--- TASK BRIEF ---
Return all lines in the data where the string "chevron" can be found.
········
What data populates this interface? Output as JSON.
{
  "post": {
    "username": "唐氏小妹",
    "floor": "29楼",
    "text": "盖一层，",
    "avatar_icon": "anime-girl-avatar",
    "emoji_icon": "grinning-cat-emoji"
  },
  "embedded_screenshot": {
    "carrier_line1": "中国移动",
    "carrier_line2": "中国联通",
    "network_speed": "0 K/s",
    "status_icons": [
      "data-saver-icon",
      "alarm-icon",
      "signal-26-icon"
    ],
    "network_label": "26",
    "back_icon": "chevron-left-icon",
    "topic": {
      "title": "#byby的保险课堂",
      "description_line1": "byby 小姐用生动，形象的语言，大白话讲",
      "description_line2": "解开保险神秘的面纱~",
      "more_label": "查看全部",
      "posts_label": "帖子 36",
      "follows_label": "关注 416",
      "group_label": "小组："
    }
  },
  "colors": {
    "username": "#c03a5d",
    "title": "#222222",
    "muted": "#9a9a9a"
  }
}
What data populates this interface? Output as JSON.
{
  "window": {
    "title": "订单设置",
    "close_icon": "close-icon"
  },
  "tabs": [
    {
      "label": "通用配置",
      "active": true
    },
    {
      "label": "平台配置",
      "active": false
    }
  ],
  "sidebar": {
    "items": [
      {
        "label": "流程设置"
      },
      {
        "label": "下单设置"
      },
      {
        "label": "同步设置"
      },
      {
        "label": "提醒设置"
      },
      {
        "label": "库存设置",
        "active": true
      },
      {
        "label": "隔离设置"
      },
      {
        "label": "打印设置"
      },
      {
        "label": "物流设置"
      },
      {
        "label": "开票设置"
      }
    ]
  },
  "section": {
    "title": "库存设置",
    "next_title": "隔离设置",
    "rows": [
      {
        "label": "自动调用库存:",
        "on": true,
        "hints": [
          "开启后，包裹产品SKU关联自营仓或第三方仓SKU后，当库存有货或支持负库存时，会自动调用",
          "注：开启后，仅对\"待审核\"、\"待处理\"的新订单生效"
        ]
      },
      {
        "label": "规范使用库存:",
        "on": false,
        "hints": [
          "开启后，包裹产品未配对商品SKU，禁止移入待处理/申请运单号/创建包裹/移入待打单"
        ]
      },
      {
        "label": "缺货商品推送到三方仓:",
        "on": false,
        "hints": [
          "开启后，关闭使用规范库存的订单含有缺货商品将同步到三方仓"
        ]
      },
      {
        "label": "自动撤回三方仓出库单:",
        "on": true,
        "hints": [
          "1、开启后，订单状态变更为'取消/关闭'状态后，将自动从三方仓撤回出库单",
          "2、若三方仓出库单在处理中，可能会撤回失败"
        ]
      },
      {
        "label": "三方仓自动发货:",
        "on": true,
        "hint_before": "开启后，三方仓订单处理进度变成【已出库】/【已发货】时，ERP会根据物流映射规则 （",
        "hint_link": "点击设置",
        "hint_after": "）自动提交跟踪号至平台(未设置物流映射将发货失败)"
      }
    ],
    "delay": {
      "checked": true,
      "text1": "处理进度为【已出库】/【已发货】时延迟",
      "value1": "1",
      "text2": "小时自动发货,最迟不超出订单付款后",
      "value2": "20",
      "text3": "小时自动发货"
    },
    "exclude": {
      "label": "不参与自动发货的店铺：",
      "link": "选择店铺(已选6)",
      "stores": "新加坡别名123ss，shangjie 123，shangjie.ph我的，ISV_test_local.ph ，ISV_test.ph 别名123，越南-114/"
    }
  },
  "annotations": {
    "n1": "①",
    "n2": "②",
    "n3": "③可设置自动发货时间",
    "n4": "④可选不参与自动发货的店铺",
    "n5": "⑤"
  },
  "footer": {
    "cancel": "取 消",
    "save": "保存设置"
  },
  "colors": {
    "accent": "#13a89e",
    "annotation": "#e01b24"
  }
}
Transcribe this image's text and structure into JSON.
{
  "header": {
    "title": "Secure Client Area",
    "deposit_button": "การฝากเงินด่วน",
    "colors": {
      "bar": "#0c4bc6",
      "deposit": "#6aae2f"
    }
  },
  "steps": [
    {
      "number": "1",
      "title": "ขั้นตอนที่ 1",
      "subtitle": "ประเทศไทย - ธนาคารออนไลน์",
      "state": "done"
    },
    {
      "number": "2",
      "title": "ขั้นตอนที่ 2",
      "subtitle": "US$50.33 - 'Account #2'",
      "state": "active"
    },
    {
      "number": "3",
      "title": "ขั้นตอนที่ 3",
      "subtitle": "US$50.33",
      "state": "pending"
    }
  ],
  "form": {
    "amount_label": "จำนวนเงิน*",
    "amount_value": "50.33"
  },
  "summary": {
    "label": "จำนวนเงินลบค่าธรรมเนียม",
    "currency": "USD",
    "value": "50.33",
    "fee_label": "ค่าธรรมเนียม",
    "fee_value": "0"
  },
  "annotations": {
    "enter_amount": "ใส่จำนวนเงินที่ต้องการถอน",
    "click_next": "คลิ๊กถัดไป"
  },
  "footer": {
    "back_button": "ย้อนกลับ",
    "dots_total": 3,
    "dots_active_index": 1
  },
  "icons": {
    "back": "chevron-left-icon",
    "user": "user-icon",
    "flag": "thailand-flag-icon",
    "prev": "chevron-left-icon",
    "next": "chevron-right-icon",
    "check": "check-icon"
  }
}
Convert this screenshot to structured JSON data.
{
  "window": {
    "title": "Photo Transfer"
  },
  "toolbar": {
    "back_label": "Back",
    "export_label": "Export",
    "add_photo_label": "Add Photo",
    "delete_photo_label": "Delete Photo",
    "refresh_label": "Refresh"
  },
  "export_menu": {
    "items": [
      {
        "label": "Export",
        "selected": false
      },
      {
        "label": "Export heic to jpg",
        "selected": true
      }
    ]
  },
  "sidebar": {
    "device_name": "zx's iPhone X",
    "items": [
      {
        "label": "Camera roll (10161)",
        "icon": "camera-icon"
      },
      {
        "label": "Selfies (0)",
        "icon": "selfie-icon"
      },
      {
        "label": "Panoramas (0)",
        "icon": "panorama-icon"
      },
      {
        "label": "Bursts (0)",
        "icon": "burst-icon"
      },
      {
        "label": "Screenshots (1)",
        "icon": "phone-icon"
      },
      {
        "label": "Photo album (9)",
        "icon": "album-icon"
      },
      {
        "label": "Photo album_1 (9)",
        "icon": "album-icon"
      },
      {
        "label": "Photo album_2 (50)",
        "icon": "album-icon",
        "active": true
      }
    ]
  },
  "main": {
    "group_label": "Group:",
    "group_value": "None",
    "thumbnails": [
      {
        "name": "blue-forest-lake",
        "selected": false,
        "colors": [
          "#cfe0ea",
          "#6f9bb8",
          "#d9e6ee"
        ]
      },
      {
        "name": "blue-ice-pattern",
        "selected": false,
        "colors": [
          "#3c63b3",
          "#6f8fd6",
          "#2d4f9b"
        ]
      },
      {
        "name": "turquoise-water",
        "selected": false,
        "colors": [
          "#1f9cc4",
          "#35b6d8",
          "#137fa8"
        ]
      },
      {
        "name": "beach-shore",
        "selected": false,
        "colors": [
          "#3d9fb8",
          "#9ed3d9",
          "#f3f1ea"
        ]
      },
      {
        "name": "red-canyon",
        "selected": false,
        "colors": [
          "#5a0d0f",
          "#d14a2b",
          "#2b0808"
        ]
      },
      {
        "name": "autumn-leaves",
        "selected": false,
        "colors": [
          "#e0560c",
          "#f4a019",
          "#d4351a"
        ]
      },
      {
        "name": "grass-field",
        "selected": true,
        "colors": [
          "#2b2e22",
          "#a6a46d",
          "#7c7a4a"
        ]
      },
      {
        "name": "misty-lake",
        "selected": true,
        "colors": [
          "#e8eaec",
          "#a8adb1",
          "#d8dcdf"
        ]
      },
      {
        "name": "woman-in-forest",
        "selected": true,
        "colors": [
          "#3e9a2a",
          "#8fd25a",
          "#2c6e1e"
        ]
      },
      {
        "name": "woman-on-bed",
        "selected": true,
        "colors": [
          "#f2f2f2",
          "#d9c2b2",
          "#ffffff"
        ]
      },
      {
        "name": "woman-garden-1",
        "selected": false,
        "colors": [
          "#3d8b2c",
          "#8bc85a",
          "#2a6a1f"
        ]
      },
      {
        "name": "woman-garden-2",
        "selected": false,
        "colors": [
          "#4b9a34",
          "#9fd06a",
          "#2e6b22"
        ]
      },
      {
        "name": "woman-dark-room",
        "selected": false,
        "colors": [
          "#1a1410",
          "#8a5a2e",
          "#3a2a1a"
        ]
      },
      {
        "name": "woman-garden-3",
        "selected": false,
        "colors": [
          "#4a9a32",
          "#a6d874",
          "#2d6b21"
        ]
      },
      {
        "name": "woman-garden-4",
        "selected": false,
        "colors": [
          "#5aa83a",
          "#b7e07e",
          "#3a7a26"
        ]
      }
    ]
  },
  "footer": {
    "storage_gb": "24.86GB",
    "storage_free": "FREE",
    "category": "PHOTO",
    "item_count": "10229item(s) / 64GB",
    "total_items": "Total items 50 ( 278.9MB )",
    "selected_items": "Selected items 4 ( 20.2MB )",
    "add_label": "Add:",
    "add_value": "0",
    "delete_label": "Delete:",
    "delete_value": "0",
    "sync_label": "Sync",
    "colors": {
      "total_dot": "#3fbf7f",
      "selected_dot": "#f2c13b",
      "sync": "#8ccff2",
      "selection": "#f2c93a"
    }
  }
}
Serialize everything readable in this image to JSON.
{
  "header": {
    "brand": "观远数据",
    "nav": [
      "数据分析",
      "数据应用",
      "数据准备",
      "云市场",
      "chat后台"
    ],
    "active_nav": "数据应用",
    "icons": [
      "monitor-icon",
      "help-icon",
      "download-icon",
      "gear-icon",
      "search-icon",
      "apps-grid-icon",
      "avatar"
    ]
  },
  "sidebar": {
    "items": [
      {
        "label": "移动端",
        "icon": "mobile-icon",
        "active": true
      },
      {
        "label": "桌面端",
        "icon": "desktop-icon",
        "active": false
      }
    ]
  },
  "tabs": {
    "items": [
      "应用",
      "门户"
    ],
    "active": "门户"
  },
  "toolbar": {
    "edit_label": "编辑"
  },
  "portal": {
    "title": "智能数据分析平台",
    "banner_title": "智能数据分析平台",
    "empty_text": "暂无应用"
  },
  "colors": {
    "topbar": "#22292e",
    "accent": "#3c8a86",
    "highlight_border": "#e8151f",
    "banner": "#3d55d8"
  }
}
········
--- TASK RESULT ---
    "back_icon": "chevron-left-icon",
    "back": "chevron-left-icon",
    "prev": "chevron-left-icon",
    "next": "chevron-right-icon",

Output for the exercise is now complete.